* [The records]:
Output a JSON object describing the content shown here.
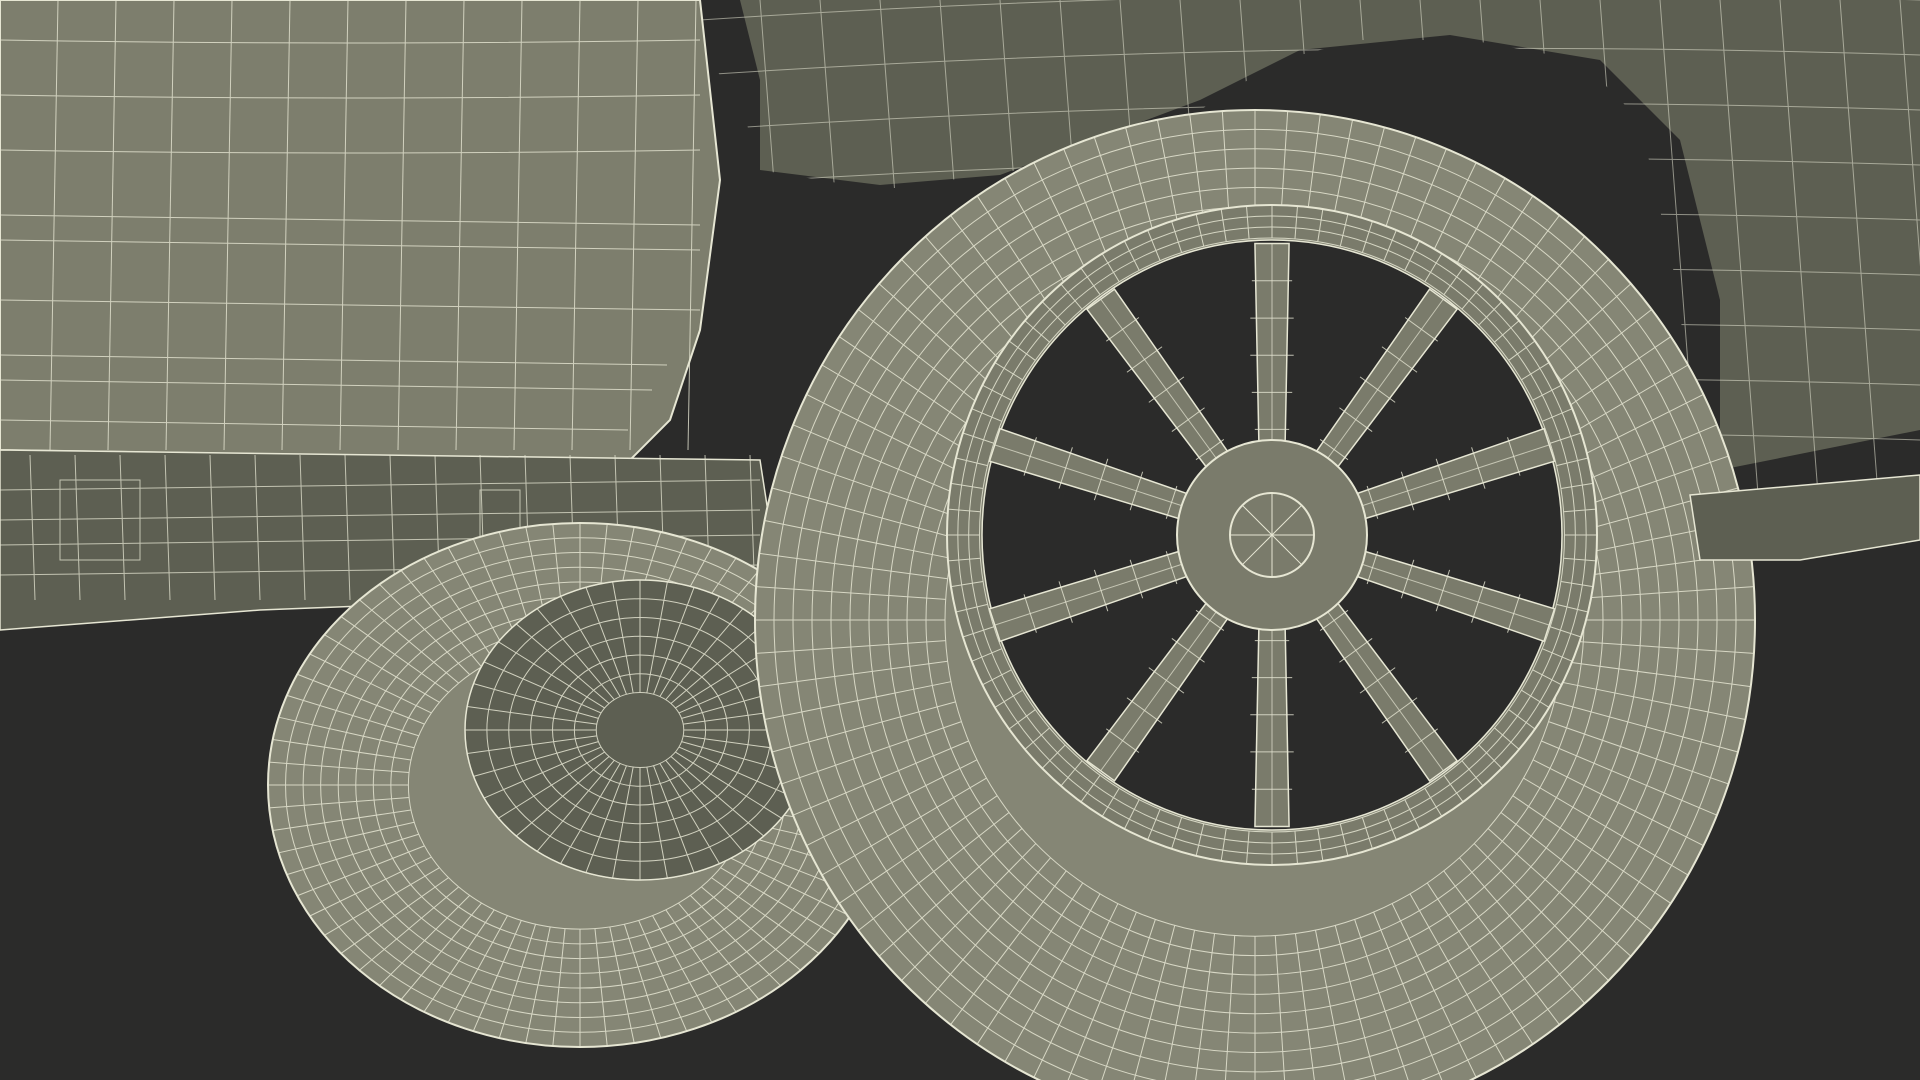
{
  "scene": {
    "background_color": "#2b2b2a",
    "body_color": "#7d7e6d",
    "body_shadow_color": "#5d5f52",
    "tire_color": "#858675",
    "rim_color": "#7a7b6b",
    "wire_color": "#e6e6d3"
  }
}
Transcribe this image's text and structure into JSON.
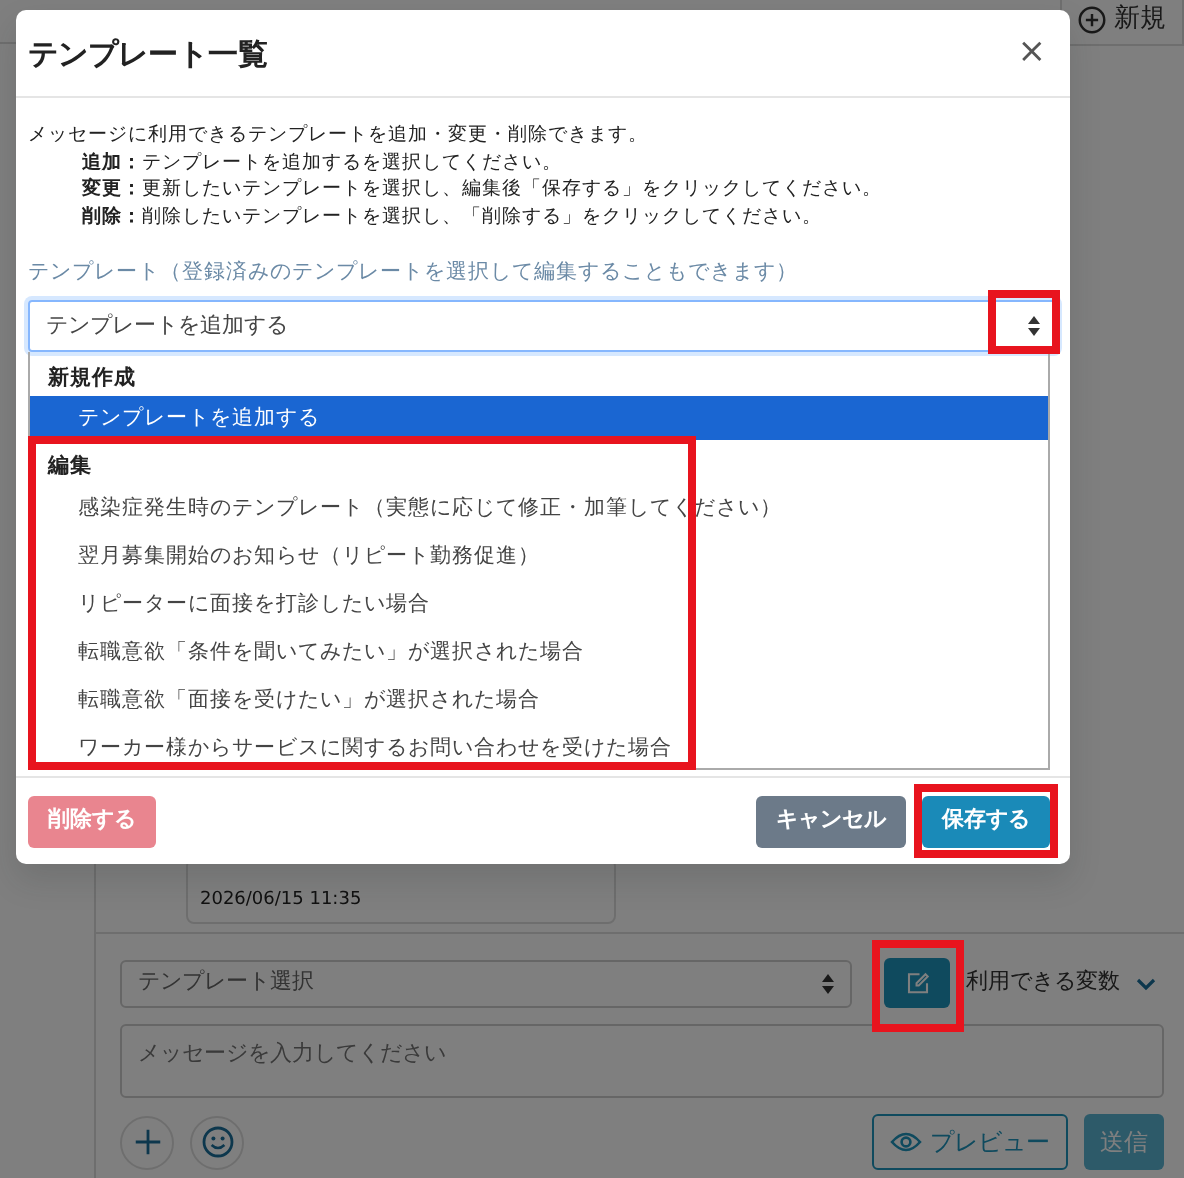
{
  "page": {
    "new_button": "新規",
    "message_time": "2026/06/15 11:35",
    "composer": {
      "template_select": {
        "value": "テンプレート選択"
      },
      "variables_label": "利用できる変数",
      "message_field": {
        "placeholder": "メッセージを入力してください"
      },
      "preview_button": "プレビュー",
      "send_button": "送信"
    }
  },
  "modal": {
    "title": "テンプレート一覧",
    "close": "×",
    "intro": "メッセージに利用できるテンプレートを追加・変更・削除できます。",
    "instructions": [
      "**追加：**テンプレートを追加するを選択してください。",
      "**変更：**更新したいテンプレートを選択し、編集後「保存する」をクリックしてください。",
      "**削除：**削除したいテンプレートを選択し、「削除する」をクリックしてください。"
    ],
    "template_label": "テンプレート",
    "template_hint": "（登録済みのテンプレートを選択して編集することもできます）",
    "template_select": {
      "value": "テンプレートを追加する",
      "expanded": true
    },
    "option_groups": [
      {
        "label": "新規作成",
        "options": [
          {
            "label": "テンプレートを追加する",
            "selected": true
          }
        ]
      },
      {
        "label": "編集",
        "options": [
          {
            "label": "感染症発生時のテンプレート（実態に応じて修正・加筆してください）",
            "selected": false
          },
          {
            "label": "翌月募集開始のお知らせ（リピート勤務促進）",
            "selected": false
          },
          {
            "label": "リピーターに面接を打診したい場合",
            "selected": false
          },
          {
            "label": "転職意欲「条件を聞いてみたい」が選択された場合",
            "selected": false
          },
          {
            "label": "転職意欲「面接を受けたい」が選択された場合",
            "selected": false
          },
          {
            "label": "ワーカー様からサービスに関するお問い合わせを受けた場合",
            "selected": false
          }
        ]
      }
    ],
    "buttons": [
      {
        "label": "削除する",
        "kind": "danger",
        "disabled": true
      },
      {
        "label": "キャンセル",
        "kind": "secondary",
        "disabled": false
      },
      {
        "label": "保存する",
        "kind": "primary",
        "disabled": false
      }
    ]
  }
}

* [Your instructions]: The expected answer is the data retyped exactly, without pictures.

* [Solution for this problem]:
Output a JSON object describing the content shown here.
{
  "scene": {
    "background_color": "#2b2b2a",
    "body_color": "#7d7e6d",
    "body_shadow_color": "#5d5f52",
    "tire_color": "#858675",
    "rim_color": "#7a7b6b",
    "wire_color": "#e6e6d3"
  }
}
Transcribe this image's text and structure into JSON.
{
  "page": {
    "new_button": "新規",
    "message_time": "2026/06/15 11:35",
    "composer": {
      "template_select": {
        "value": "テンプレート選択"
      },
      "variables_label": "利用できる変数",
      "message_field": {
        "placeholder": "メッセージを入力してください"
      },
      "preview_button": "プレビュー",
      "send_button": "送信"
    }
  },
  "modal": {
    "title": "テンプレート一覧",
    "close": "×",
    "intro": "メッセージに利用できるテンプレートを追加・変更・削除できます。",
    "instructions": [
      "**追加：**テンプレートを追加するを選択してください。",
      "**変更：**更新したいテンプレートを選択し、編集後「保存する」をクリックしてください。",
      "**削除：**削除したいテンプレートを選択し、「削除する」をクリックしてください。"
    ],
    "template_label": "テンプレート",
    "template_hint": "（登録済みのテンプレートを選択して編集することもできます）",
    "template_select": {
      "value": "テンプレートを追加する",
      "expanded": true
    },
    "option_groups": [
      {
        "label": "新規作成",
        "options": [
          {
            "label": "テンプレートを追加する",
            "selected": true
          }
        ]
      },
      {
        "label": "編集",
        "options": [
          {
            "label": "感染症発生時のテンプレート（実態に応じて修正・加筆してください）",
            "selected": false
          },
          {
            "label": "翌月募集開始のお知らせ（リピート勤務促進）",
            "selected": false
          },
          {
            "label": "リピーターに面接を打診したい場合",
            "selected": false
          },
          {
            "label": "転職意欲「条件を聞いてみたい」が選択された場合",
            "selected": false
          },
          {
            "label": "転職意欲「面接を受けたい」が選択された場合",
            "selected": false
          },
          {
            "label": "ワーカー様からサービスに関するお問い合わせを受けた場合",
            "selected": false
          }
        ]
      }
    ],
    "buttons": [
      {
        "label": "削除する",
        "kind": "danger",
        "disabled": true
      },
      {
        "label": "キャンセル",
        "kind": "secondary",
        "disabled": false
      },
      {
        "label": "保存する",
        "kind": "primary",
        "disabled": false
      }
    ]
  }
}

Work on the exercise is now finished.